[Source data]
════

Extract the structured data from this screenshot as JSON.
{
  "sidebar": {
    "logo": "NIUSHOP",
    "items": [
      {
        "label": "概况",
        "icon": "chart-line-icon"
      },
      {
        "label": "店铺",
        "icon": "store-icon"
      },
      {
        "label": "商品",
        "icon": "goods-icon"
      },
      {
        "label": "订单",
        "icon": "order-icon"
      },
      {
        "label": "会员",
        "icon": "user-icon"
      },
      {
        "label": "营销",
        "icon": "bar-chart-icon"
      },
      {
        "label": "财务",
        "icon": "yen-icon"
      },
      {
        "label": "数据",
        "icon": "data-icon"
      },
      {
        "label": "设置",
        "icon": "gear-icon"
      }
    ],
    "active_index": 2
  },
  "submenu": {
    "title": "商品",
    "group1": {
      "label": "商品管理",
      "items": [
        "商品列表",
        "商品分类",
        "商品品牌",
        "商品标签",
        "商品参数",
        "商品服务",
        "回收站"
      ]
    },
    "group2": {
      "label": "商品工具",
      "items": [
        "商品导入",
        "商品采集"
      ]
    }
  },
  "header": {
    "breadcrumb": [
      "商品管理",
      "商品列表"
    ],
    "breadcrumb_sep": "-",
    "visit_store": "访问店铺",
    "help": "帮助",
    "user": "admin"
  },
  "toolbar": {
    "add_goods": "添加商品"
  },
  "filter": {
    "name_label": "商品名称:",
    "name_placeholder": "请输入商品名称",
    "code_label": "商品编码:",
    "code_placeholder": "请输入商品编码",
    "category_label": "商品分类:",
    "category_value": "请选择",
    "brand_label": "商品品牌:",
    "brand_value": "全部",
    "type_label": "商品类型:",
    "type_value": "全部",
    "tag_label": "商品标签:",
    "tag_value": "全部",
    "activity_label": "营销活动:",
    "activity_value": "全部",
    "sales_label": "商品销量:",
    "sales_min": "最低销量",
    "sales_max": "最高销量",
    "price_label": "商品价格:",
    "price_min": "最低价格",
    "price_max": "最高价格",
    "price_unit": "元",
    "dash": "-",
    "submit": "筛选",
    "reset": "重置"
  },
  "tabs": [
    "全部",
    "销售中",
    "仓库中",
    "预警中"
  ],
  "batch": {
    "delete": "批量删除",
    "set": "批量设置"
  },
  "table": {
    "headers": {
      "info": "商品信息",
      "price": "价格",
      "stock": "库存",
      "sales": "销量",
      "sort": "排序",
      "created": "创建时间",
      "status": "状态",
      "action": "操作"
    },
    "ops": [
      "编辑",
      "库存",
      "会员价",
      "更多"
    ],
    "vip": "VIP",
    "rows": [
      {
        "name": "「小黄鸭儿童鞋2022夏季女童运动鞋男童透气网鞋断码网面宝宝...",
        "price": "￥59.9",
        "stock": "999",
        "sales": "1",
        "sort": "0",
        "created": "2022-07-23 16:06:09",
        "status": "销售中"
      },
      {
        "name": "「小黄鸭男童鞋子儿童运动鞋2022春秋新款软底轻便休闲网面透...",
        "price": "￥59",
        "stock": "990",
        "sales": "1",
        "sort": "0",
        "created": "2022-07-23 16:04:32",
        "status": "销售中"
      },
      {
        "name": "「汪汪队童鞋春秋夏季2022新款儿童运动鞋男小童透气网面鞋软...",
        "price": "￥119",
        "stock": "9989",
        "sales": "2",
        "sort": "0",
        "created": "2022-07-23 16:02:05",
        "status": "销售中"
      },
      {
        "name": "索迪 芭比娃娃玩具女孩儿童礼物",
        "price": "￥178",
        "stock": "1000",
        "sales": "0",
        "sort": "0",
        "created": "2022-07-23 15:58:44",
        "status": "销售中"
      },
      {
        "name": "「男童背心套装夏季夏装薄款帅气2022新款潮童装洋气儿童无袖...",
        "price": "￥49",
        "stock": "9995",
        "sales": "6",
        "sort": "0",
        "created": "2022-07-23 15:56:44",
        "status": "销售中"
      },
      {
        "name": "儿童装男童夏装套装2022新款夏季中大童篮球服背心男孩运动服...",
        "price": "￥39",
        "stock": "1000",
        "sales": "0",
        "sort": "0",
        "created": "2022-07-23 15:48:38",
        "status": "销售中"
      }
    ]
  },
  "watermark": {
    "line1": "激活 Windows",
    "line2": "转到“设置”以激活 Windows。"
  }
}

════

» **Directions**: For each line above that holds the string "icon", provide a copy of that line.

» **Exercise result**:
        "icon": "chart-line-icon"
        "icon": "store-icon"
        "icon": "goods-icon"
        "icon": "order-icon"
        "icon": "user-icon"
        "icon": "bar-chart-icon"
        "icon": "yen-icon"
        "icon": "data-icon"
        "icon": "gear-icon"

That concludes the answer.